[Interface dataset entries]
++++++++++

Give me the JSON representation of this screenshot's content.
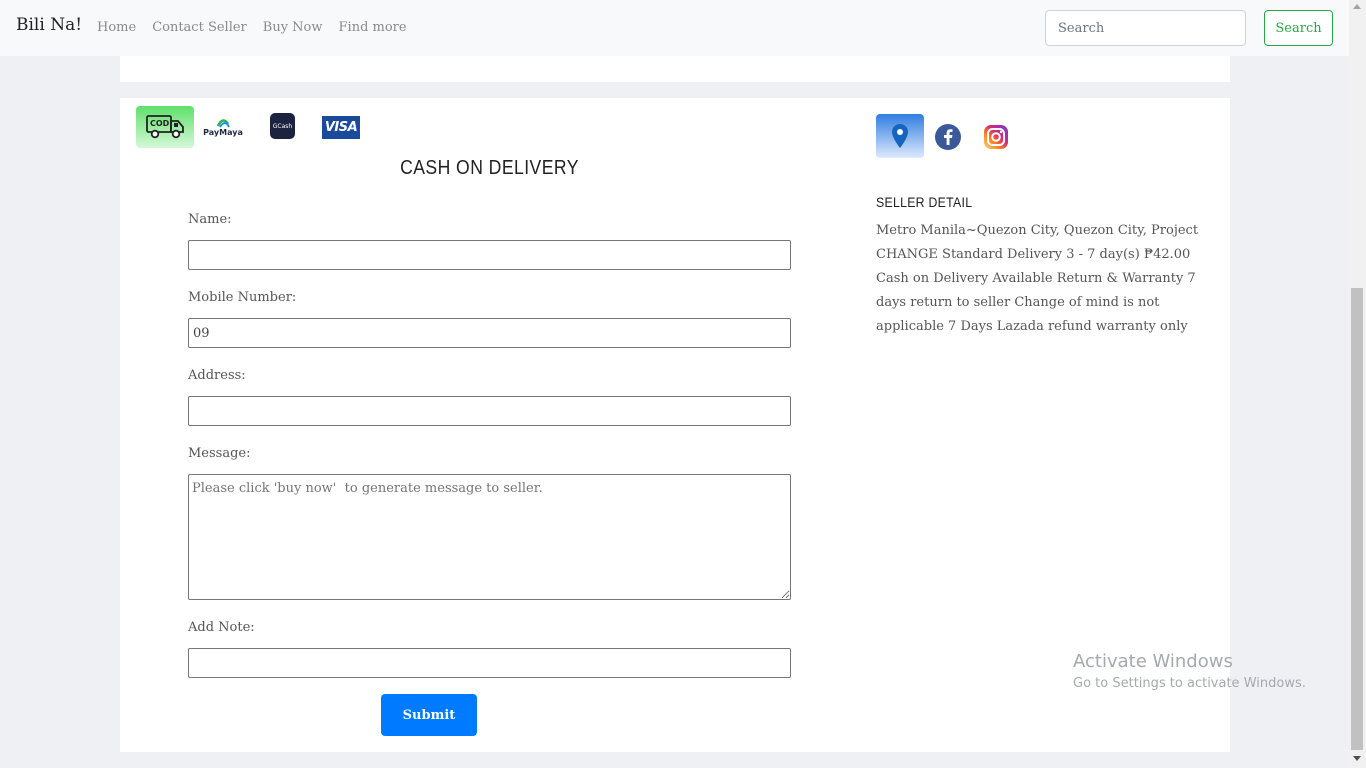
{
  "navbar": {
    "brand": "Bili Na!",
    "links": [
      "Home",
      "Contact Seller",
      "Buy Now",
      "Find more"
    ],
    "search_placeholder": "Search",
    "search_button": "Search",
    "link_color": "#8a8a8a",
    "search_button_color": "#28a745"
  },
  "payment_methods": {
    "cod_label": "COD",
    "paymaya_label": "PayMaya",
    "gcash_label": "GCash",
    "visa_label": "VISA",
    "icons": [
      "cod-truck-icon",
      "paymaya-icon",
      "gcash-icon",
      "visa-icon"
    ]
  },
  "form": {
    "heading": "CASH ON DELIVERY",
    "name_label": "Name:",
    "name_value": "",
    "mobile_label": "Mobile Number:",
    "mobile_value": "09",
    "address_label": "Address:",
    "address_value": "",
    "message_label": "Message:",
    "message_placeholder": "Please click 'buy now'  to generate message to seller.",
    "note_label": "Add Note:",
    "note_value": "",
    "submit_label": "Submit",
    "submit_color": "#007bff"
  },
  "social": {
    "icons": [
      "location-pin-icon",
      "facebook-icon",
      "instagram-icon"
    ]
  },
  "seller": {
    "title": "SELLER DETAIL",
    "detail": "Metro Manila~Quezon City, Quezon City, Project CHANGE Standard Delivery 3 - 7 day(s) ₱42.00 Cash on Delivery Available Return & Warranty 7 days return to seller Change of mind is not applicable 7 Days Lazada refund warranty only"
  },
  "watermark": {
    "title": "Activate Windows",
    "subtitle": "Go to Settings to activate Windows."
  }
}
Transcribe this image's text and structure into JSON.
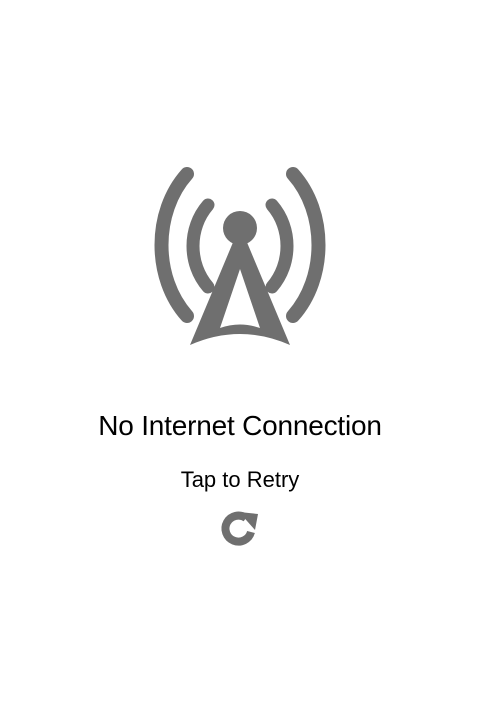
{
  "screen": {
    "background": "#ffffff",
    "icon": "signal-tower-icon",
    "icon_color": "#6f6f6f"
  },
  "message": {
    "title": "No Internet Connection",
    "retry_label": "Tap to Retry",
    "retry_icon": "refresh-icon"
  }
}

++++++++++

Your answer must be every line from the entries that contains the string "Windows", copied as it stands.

### Task response
    "title": "Activate Windows",
    "subtitle": "Go to Settings to activate Windows."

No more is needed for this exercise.